■ Required action ■
Copy every line from the records below that holds the word "تاریخ".

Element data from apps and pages
· · · · · · ·

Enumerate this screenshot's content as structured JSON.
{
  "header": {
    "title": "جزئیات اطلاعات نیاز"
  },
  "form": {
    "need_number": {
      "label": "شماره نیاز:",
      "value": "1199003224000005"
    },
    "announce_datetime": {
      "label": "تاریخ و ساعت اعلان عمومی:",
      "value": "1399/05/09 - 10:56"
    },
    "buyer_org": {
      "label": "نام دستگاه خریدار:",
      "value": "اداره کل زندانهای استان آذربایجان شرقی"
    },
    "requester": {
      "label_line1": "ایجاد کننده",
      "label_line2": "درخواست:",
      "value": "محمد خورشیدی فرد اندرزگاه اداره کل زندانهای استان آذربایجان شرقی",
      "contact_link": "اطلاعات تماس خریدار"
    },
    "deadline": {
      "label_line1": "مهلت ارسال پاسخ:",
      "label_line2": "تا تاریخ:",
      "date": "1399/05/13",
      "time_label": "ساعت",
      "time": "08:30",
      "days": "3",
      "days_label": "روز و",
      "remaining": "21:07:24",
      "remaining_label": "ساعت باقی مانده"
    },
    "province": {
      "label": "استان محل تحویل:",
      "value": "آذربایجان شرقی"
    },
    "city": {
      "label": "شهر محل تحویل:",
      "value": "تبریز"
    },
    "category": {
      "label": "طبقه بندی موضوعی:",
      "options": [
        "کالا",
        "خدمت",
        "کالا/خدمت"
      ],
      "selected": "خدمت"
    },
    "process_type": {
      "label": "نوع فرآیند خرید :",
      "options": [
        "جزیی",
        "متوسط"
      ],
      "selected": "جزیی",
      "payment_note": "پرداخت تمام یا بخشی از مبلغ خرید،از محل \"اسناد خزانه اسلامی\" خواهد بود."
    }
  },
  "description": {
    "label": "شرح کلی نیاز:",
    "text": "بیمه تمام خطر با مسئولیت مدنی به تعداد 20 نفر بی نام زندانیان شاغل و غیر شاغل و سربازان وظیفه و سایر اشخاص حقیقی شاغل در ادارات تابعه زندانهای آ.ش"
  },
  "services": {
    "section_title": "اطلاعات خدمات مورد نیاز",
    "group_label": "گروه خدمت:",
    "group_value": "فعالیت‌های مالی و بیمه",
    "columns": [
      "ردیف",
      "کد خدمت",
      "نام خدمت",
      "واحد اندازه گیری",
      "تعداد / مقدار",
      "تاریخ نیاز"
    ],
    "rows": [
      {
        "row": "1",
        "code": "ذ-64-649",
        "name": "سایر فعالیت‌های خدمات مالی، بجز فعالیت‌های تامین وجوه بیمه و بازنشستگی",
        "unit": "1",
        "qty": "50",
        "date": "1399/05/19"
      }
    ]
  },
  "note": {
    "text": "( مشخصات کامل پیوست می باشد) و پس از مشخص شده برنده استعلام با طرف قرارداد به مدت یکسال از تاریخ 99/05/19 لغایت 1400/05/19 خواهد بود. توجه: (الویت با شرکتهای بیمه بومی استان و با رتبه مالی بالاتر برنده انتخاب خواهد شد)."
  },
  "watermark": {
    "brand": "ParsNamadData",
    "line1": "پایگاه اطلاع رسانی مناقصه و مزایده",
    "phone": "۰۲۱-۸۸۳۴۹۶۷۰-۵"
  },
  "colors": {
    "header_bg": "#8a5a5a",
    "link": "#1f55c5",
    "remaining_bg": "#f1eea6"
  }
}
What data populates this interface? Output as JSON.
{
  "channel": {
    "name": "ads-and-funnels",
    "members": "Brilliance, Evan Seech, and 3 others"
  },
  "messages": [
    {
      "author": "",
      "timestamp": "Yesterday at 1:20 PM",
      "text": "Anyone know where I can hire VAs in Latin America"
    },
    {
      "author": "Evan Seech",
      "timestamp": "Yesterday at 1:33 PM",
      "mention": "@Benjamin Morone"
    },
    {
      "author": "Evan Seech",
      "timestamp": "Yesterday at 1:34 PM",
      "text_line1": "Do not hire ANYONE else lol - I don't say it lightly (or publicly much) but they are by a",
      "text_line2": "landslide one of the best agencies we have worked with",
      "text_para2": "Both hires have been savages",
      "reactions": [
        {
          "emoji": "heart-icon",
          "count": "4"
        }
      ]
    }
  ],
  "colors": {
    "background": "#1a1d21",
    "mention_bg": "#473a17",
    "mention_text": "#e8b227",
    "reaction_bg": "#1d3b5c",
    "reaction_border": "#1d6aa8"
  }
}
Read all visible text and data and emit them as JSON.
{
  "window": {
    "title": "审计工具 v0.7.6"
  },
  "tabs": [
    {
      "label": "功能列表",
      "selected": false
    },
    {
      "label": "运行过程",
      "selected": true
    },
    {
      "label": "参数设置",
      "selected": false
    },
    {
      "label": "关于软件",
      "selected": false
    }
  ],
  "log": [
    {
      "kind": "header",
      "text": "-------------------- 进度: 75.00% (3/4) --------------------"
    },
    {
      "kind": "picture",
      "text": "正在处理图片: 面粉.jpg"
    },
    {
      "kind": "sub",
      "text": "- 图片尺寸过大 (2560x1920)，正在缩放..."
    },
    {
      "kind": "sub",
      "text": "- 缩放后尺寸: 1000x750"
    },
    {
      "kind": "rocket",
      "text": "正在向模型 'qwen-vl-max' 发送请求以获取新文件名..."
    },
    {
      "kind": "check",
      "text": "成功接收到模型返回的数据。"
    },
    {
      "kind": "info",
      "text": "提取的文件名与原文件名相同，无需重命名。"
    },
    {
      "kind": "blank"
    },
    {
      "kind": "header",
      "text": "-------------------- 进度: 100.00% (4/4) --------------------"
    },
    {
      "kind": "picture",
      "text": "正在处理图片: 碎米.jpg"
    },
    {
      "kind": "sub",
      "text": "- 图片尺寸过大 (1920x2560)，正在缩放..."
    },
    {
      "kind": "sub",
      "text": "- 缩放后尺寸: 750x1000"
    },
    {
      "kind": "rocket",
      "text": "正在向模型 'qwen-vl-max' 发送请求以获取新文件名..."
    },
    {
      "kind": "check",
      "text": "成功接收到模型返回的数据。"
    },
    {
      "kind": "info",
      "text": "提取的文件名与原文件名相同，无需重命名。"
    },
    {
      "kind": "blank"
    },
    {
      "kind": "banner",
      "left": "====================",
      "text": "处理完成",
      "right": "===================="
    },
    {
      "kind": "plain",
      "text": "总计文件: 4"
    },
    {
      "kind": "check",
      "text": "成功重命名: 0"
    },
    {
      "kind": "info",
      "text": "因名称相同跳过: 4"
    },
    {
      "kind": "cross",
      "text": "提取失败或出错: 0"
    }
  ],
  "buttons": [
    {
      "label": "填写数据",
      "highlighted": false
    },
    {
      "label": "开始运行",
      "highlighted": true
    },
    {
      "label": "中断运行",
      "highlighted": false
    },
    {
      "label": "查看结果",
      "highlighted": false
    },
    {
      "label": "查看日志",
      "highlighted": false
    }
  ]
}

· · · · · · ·

■ Completed task ■
      "label": "تاریخ و ساعت اعلان عمومی:",
      "label_line2": "تا تاریخ:",
      "تاریخ نیاز"
    "text": "( مشخصات کامل پیوست می باشد) و پس از مشخص شده برنده استعلام با طرف قرارداد به مدت یکسال از تاریخ 99/05/19 لغایت 1400/05/19 خواهد بود. توجه: (الویت با شرکتهای بیمه بومی استان و با رتبه مالی بالاتر برنده انتخاب خواهد شد)."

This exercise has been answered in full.